Rebecca Pronsky - Only Daughter
Hailing, as she does, from Brooklyn you might expect Rebecca Pronsky to peddle the kind of indie-pop-rock-punk hybrid that usually comes from there, rather than the country-tinged sound you’ll hear on her latest album, Only Daughter. Slightly more accessible and familiar than her previous effort, Viewfinder, this album has two distinct feels: it’s either being up-tempo and folk-pop or striking out in an intriguing and contemplative fashion. Having been on the fringes of the country-folk scene for a few years, this could be the right time for her to gain more mainstream notice.

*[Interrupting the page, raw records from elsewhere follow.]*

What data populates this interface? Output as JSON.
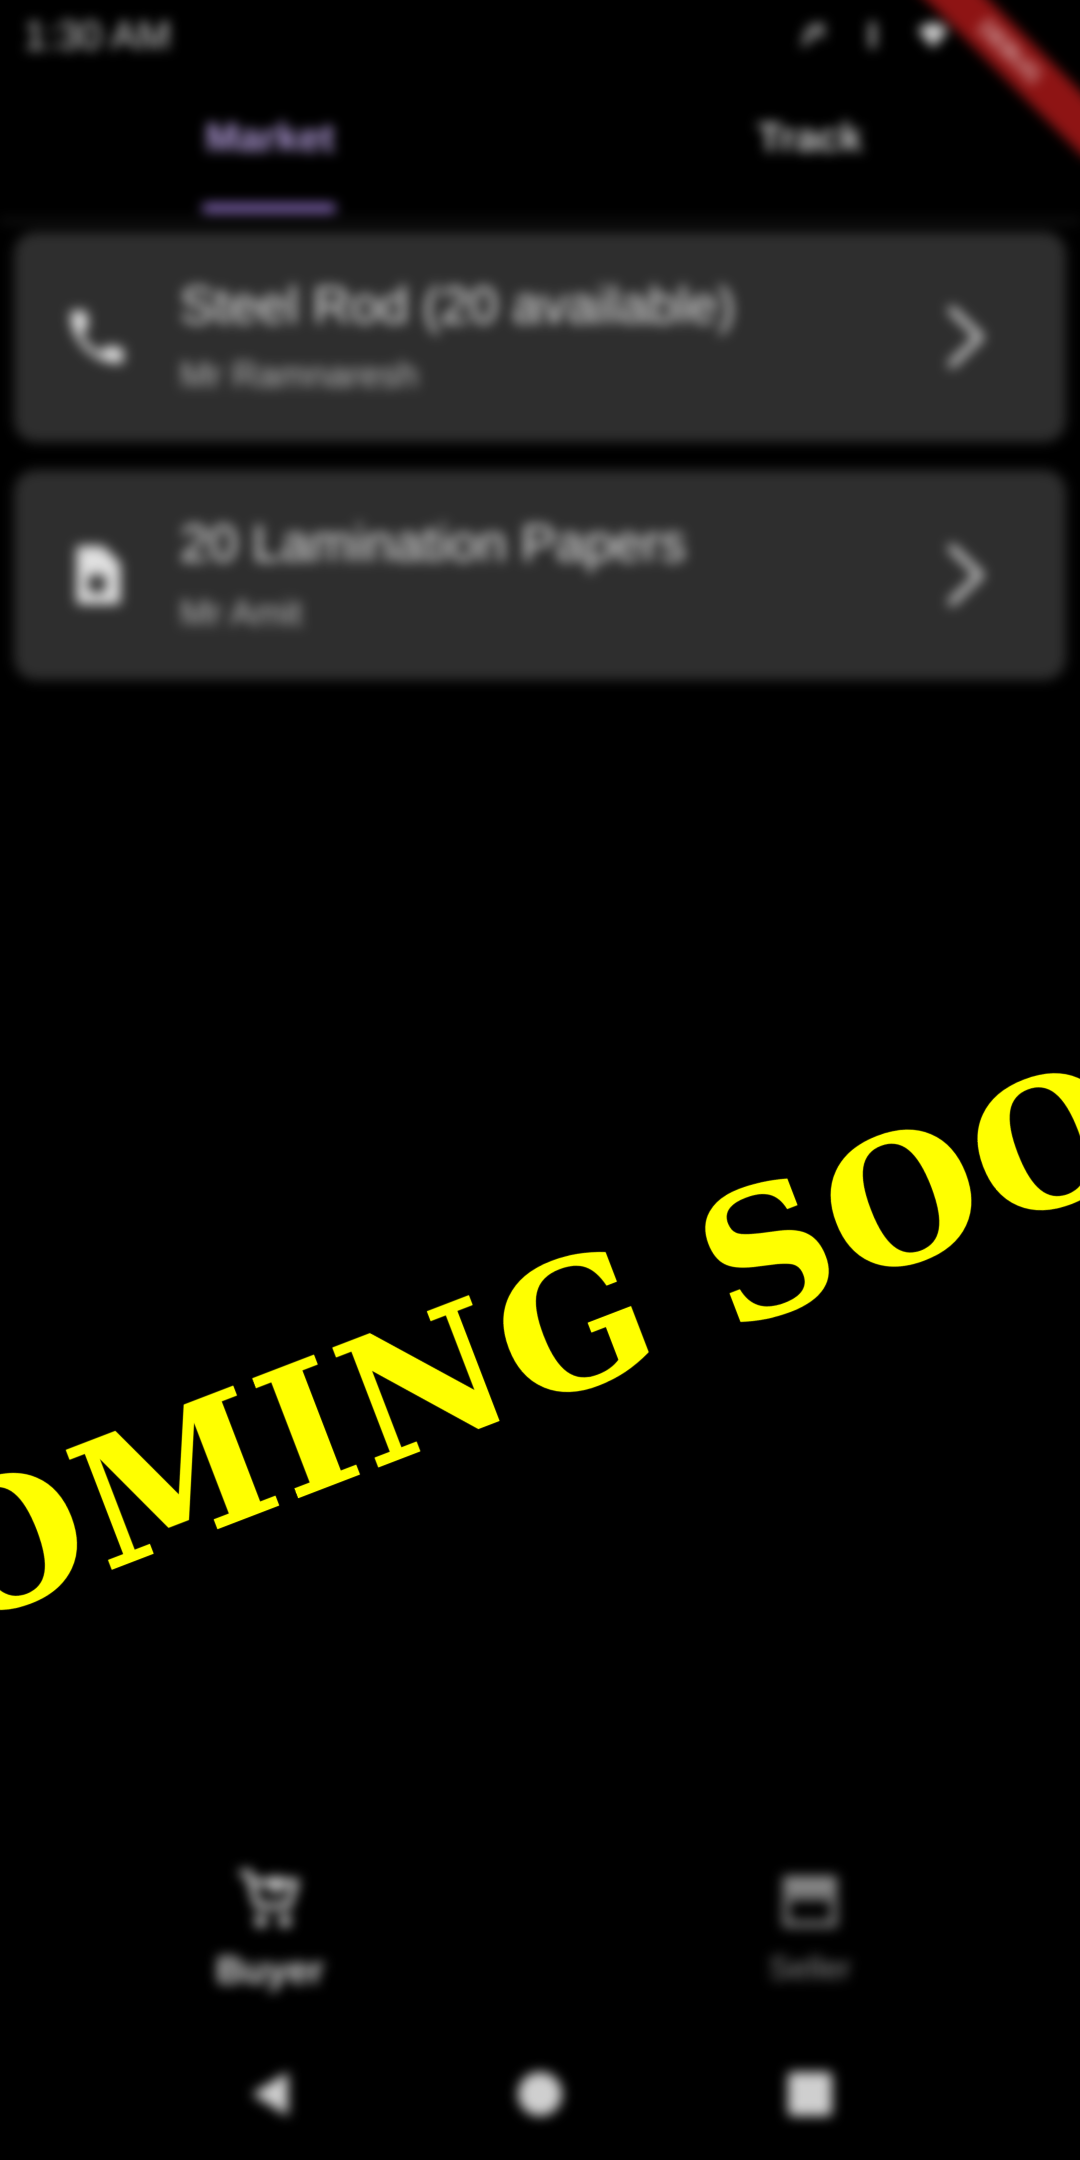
{
  "status_bar": {
    "time": "1:30 AM",
    "icons": [
      "silent-icon",
      "signal-icon",
      "wifi-icon",
      "battery-icon"
    ]
  },
  "debug_banner": "DEBUG",
  "tabs": [
    {
      "label": "Market",
      "selected": true
    },
    {
      "label": "Track",
      "selected": false
    }
  ],
  "listings": [
    {
      "title": "Steel Rod (20 available)",
      "subtitle": "Mr Ramnaresh",
      "icon": "phone-icon"
    },
    {
      "title": "20 Lamination Papers",
      "subtitle": "Mr Amit",
      "icon": "document-icon"
    }
  ],
  "bottom_nav": [
    {
      "label": "Buyer",
      "icon": "cart-icon",
      "selected": true
    },
    {
      "label": "Seller",
      "icon": "store-icon",
      "selected": false
    }
  ],
  "overlay": {
    "text": "COMING SOON"
  },
  "colors": {
    "background": "#000000",
    "card": "#2e2e2e",
    "accent": "#9575cd",
    "overlay_text": "#ffff00",
    "debug_banner": "#8e1414"
  }
}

That said, opener 'Rise Up', is an of-the-minute guitar strumming foot-tapper which almost feels out of place with the rest of the album, which has a more interesting mix of songs than this initially suggests. 'Honest' has a little of the late 70s Fleetwood Mac sound to it; 'The Garden' is as close to an old fashioned rocker that you’ll hear here, contrasting nicely with the subtlety of 'Come Down' and 'Another' either side of it. Most of the songs barely scrape three minutes so never outstay their welcome, and overall there’s a satisfying mix of the catchy and uplifting, and reflective ballads. Only Daughter is a good example of the kind of crossover Americana that is gaining popularity at the moment and may just catch the ear of a bigger audience.